<<<<
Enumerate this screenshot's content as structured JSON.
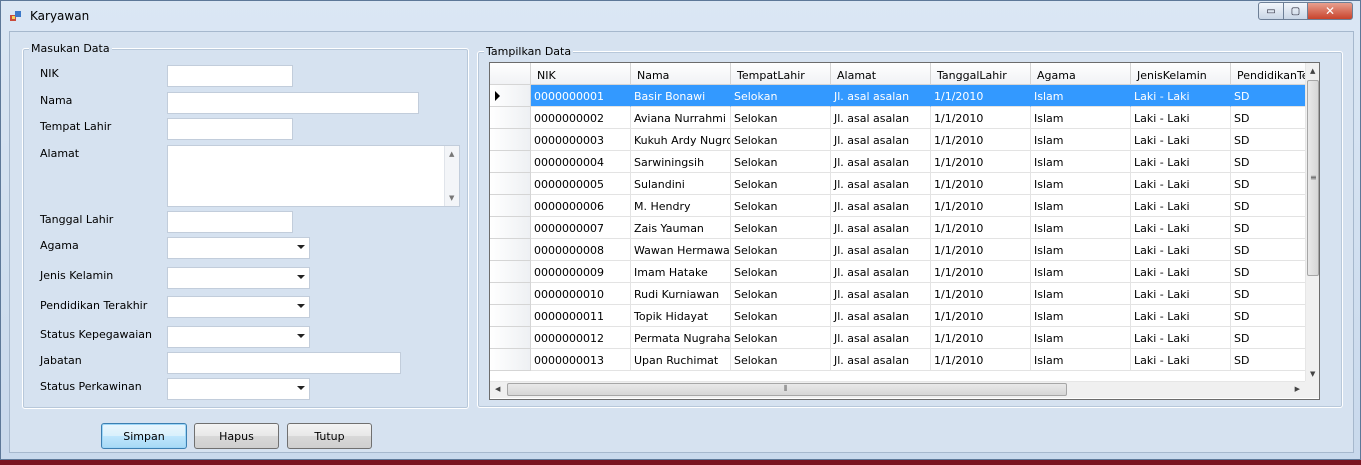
{
  "window": {
    "title": "Karyawan",
    "controls": {
      "minimize": "▭",
      "maximize": "▢",
      "close": "✕"
    }
  },
  "input_group": {
    "title": "Masukan Data",
    "fields": {
      "nik": {
        "label": "NIK",
        "value": ""
      },
      "nama": {
        "label": "Nama",
        "value": ""
      },
      "tempat_lahir": {
        "label": "Tempat Lahir",
        "value": ""
      },
      "alamat": {
        "label": "Alamat",
        "value": ""
      },
      "tanggal_lahir": {
        "label": "Tanggal Lahir",
        "value": ""
      },
      "agama": {
        "label": "Agama",
        "value": ""
      },
      "jenis_kelamin": {
        "label": "Jenis Kelamin",
        "value": ""
      },
      "pendidikan": {
        "label": "Pendidikan Terakhir",
        "value": ""
      },
      "status_kepegawaian": {
        "label": "Status Kepegawaian",
        "value": ""
      },
      "jabatan": {
        "label": "Jabatan",
        "value": ""
      },
      "status_perkawinan": {
        "label": "Status Perkawinan",
        "value": ""
      }
    }
  },
  "buttons": {
    "save": "Simpan",
    "delete": "Hapus",
    "close": "Tutup"
  },
  "display_group": {
    "title": "Tampilkan Data",
    "columns": [
      "NIK",
      "Nama",
      "TempatLahir",
      "Alamat",
      "TanggalLahir",
      "Agama",
      "JenisKelamin",
      "PendidikanTerakhir"
    ],
    "rows": [
      [
        "0000000001",
        "Basir Bonawi",
        "Selokan",
        "Jl. asal asalan",
        "1/1/2010",
        "Islam",
        "Laki - Laki",
        "SD"
      ],
      [
        "0000000002",
        "Aviana Nurrahmi",
        "Selokan",
        "Jl. asal asalan",
        "1/1/2010",
        "Islam",
        "Laki - Laki",
        "SD"
      ],
      [
        "0000000003",
        "Kukuh Ardy Nugroho",
        "Selokan",
        "Jl. asal asalan",
        "1/1/2010",
        "Islam",
        "Laki - Laki",
        "SD"
      ],
      [
        "0000000004",
        "Sarwiningsih",
        "Selokan",
        "Jl. asal asalan",
        "1/1/2010",
        "Islam",
        "Laki - Laki",
        "SD"
      ],
      [
        "0000000005",
        "Sulandini",
        "Selokan",
        "Jl. asal asalan",
        "1/1/2010",
        "Islam",
        "Laki - Laki",
        "SD"
      ],
      [
        "0000000006",
        "M. Hendry",
        "Selokan",
        "Jl. asal asalan",
        "1/1/2010",
        "Islam",
        "Laki - Laki",
        "SD"
      ],
      [
        "0000000007",
        "Zais Yauman",
        "Selokan",
        "Jl. asal asalan",
        "1/1/2010",
        "Islam",
        "Laki - Laki",
        "SD"
      ],
      [
        "0000000008",
        "Wawan Hermawan",
        "Selokan",
        "Jl. asal asalan",
        "1/1/2010",
        "Islam",
        "Laki - Laki",
        "SD"
      ],
      [
        "0000000009",
        "Imam Hatake",
        "Selokan",
        "Jl. asal asalan",
        "1/1/2010",
        "Islam",
        "Laki - Laki",
        "SD"
      ],
      [
        "0000000010",
        "Rudi Kurniawan",
        "Selokan",
        "Jl. asal asalan",
        "1/1/2010",
        "Islam",
        "Laki - Laki",
        "SD"
      ],
      [
        "0000000011",
        "Topik Hidayat",
        "Selokan",
        "Jl. asal asalan",
        "1/1/2010",
        "Islam",
        "Laki - Laki",
        "SD"
      ],
      [
        "0000000012",
        "Permata Nugraha",
        "Selokan",
        "Jl. asal asalan",
        "1/1/2010",
        "Islam",
        "Laki - Laki",
        "SD"
      ],
      [
        "0000000013",
        "Upan Ruchimat",
        "Selokan",
        "Jl. asal asalan",
        "1/1/2010",
        "Islam",
        "Laki - Laki",
        "SD"
      ]
    ],
    "selected_row": 0
  },
  "colors": {
    "selection": "#3399ff",
    "window_bg": "#d6e2f0",
    "taskbar": "#7a1420"
  }
}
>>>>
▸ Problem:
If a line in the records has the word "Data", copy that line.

▸ Result of the exercise:
    "title": "Masukan Data",
    "title": "Tampilkan Data",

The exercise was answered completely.